As the sustainable design movement continues to grow rapidly throughout the US, architectural engineers, building product manufacturers, and construction business owners must keep up with stringent environmental regulations amidst a quickly changing landscape of new green materials.
Although challenging, these regulations bring great opportunity to the industry, with LEED construction projects on the rise and the overall green building market predicted to reach $96 -$140 billion by 2013.
However, with more than 80% of commercial buildings in the US being at least ten years old, there is also a significant need to retrofit older construction for better environmental sustainability. According to Pike Research, if all commercial space built as of 2010 were included in a ten-year retrofit program, the savings in energy expenses would have the potential to reach more than $41.1 billion each year.
In addition, the overarching trend towards a decrease in greenhouse gas (GHG) emissions has led to numerous incentives for buildings to increase their energy efficiency which makes the trend towards retrofitting even stronger. The engineering and construction team must evaluate the criteria of retrofitting building products. For example, does the product offer efficiencies in more than one category?

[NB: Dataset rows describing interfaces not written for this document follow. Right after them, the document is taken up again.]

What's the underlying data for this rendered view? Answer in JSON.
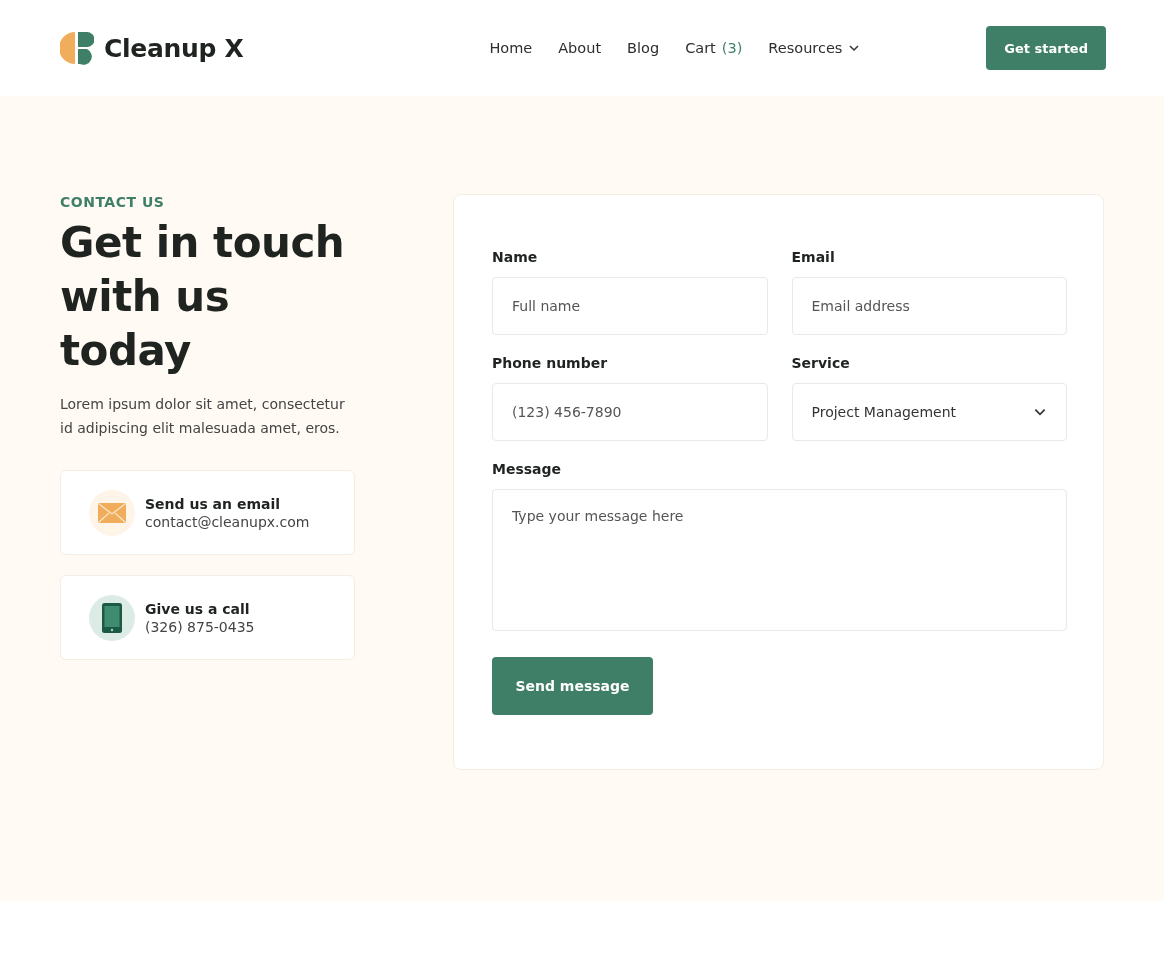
{
  "header": {
    "logo": "Cleanup X",
    "nav": [
      {
        "label": "Home",
        "kind": "link"
      },
      {
        "label": "About",
        "kind": "link"
      },
      {
        "label": "Blog",
        "kind": "link"
      },
      {
        "label": "Cart",
        "kind": "cart",
        "count": "(3)"
      },
      {
        "label": "Resources",
        "kind": "dropdown"
      }
    ],
    "cta": "Get started"
  },
  "contact": {
    "eyebrow": "CONTACT US",
    "title": "Get in touch with us today",
    "text": "Lorem ipsum dolor sit amet, consectetur id adipiscing elit malesuada amet, eros.",
    "cards": [
      {
        "kind": "email",
        "title": "Send us an email",
        "detail": "contact@cleanupx.com"
      },
      {
        "kind": "phone",
        "title": "Give us a call",
        "detail": "(326) 875-0435"
      }
    ]
  },
  "form": {
    "fields": [
      {
        "kind": "text",
        "label": "Name",
        "placeholder": "Full name"
      },
      {
        "kind": "text",
        "label": "Email",
        "placeholder": "Email address"
      },
      {
        "kind": "text",
        "label": "Phone number",
        "placeholder": "(123) 456-7890"
      },
      {
        "kind": "select",
        "label": "Service",
        "value": "Project Management"
      },
      {
        "kind": "textarea",
        "label": "Message",
        "placeholder": "Type your message here"
      }
    ],
    "submit": "Send message"
  }
}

Consider Products with the Biggest Impact
When it comes to updating older construction, understanding retrofitting options is critical. In looking at ways to retrofit existing buildings, the engineering and construction team should consider products that will have the greatest impact on improving environmental sustainability. Choosing to retrofit with an energy-saving product will often improve the subsequent system updates that follow. For example, improving fenestration (windows) offers one of the best opportunities for a solid bottom-line return on investment for energy savings.
Solar energy enters through windows and causes heat to build up inside the building, leading to uncomfortable hotspots and an increased need for air conditioning. According to the U.S. Department of Energy, solar heat gain through windows is responsible for roughly one third of a building's cooling load. The solar heat gain associated with windows makes them an attractive target for efficiency improvements. Retrofitting with window film will bring the following sustainability benefits to existing construction:
Energy savings: With proven heat-rejection properties, Solar Gard® solar control window films help buildings consume up to 30% less energy for cooling by keeping interior temperatures lower and more stable. This reduces the need for air conditioning while moderating peak usage and allowing your cooling system to operate more efficiently.
Reduced carbon footprint: Solar Gard architectural solar control films are, to date, the first and only window films to achieve an Environmental Product Declaration, verifying that they are carbon negative. That means they save more energy when they are installed than it takes to produce them. In fact, on average, when installed on windows, they save 1001 times more greenhouse gas (GHG) emissions from entering the atmosphere than are used or created during their manufacture.
Systematic benefits: According to the Pew Center on Global Climate Change, improving window performance will reduce the load on the HVAC system, and in many cases, allow buildings to downsize their HVAC equipment. Another benefit comes from harnessing natural daylight. Unlike other window treatments, Solar Gard window film does not block out all visible light, so offices, homes and other buildings are able to reduce electric lighting by relying on daylighting. In these ways, window film creates synergistic energy efficiency improvements.
LEED benefits: Solar control window films can help buildings achieve points toward LEED certification in categories including energy efficiency, light pollution reduction, glare control, daylighting, and thermal comfort improvement.
A more environmentally friendly option: When looking to upgrade windows, it may seem most simple to replace them with newer models. But think of all the waste generated from extracting existing windows; the glass, aluminum, and wood from the removal usually end up in a landfill. Retrofitting with window film generates little to no environmental waste.
In addition to the environmental benefits of a retrofitting building improvement product, consider cost savings. Will the product reduce operating costs associated with utilities like electricity, heating, and cooling? One of the U.S. Department of Energy’s laboratories, Lawrence Berkeley National Laboratory (LBNL), confirms that window film is the most cost-effective way to upgrade a building’s windows. These cost-saving benefits include:
Peak Load Reduction: In commercial buildings, window film helps balance peak energy usage with climate control and interior comfort. Solar Gard window films reject up to 79% of solar energy to regulate heat absorption and cut air conditioning and cooling costs up to 30%.
A cost-effective alternative: On average, professionally installed window film costs just $6.00 to $14.00 per square foot – only around 5% of the cost of replacement windows. LBNL found that window film tops the ROI list when competing with window replacements, blinds, awnings, shade trees, and reflective roofs.
Improve the ROI of other energy-saving products: Window film multiplies the return on investment of other technologies such as HVAC and refrigeration. For LEED certification, window film can be applied toward five distinct credit categories.
Multiplying Sustainable Benefits
By combining window film with other energy-saving improvements, buildings can achieve even greater energy efficiency. An energy improvement plan that includes window film will often require smaller HVAC capacity than a plan without window film. Likewise, lighting requirements may be altered, compensated for with more natural day lighting. Installing window film can boost energy savings and reduce the overall payback period across multiple technologies.